- EMOTIONAL DESPAIR, SADNESS & WITHDRAWAL – The storm of intense emotions of the second stage gives way to a period of heavy sadness, silence, and withdrawal from family and friends.
- REORGANIZATION – Reorganization and the beginning of positive emotions. Over time, the sadness stage will start to lessen, and you will begin to see a lightening of your emotions. You will start to perceive your life in a more positive light, although bouts of grief and sadness will persist, probably for the rest of your life.
- LETTING GO & MOVING ON – The final phase of this model is to let go of your need for the lost loved one and to move on with your life. Sadness will lessen greatly, and new interests will gradually occupy your thoughts more and more, crowding out the misery and desolation. The final stage is when you “pull your life back together”.
THE GRIEF PROCESS WORKS
All of the grief models stress that you will never fully “get over” or forget your lost loved one. The grief process allows you to integrate the memory of your lost love into a more manageable place in your psyche and heart so that you can resume a more functional and bearable existence.
Kubler Ross Stages Of Grief
Have you ever heard of the Kubler-Ross stages of grief? The one person whose name is linked with the topic of grief in many people’s minds is Elizabeth Kubler-Ross.
She was a Swiss psychiatrist who spent a lot of time comforting and studying dying people in her hospital.
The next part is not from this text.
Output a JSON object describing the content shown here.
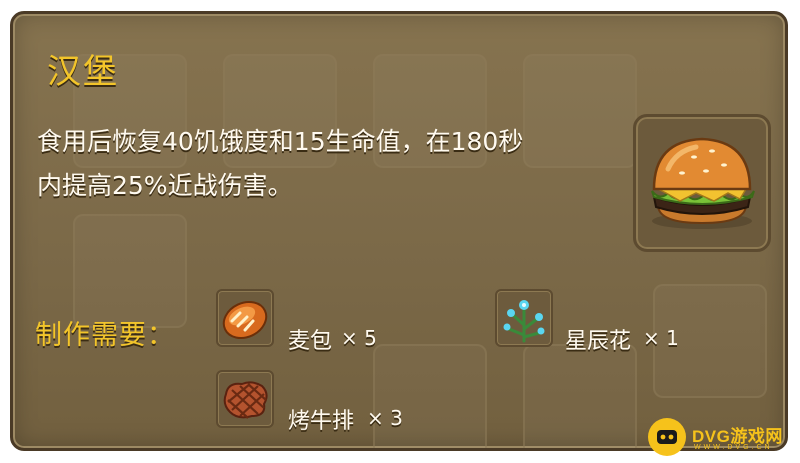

She revolutionized the way the world looks at terminally ill patients, and promoted compassion and caring for them.
She made a great contribution to the study of mourning in 1969 by introducing the “5 stages of grief”: denial, anger, bargaining, depression, and acceptance. Unfortunately, her theory was largely misunderstood and applied improperly.
You see, she created her model while working with people dying of cancer. The staging was meant to apply to the phases of grief a dying person goes through, not those grieving the death of another person.
Although some of her principles may well apply to those grieving the loss of a loved one, the linear nature of the process she describes really does not apply well to the grief process we have been discussing on this website.
Dr.Kubler-Ross’s work, however, was important pioneering research that is interesting and helpful for us to understand anyway.
The Kubler Ross 5 Stages of Grief
- Denial: “This cannot happen to me!”
- Anger: “Why did this happen to me? Who’s to blame for this?”
- Bargaining: “Just let me live ’til my daughter’s wedding, and I’ll do anything”.
- Depression: “I am too sad to do anything”.
- Acceptance: “I’m at peace with what is coming”.
Dr. Kubler Ross later stated that she had never meant for the 5 stages of grief to “help tuck messy emotions into neat packages”.
There is no single pathway or progression through grief, and that is the main fault of any attempt to stage grief like this. Even the different Kubler-Ross stages can be experienced multiple times, at the same time, and in any order.
So there you have it. That’s the story behind the Kubler Ross stages of grief…
Helpful Resources For Grieving
Back To Life! Our Personal Grief Guidebook might be just the help you are looking for. Read more about this most useful and practical recovery guide here: Back To Life!
In addition to the written guidebook, we also offer a unique audio program to help with grief coping and relaxation. If you think an audio approach might be helpful, consider this program: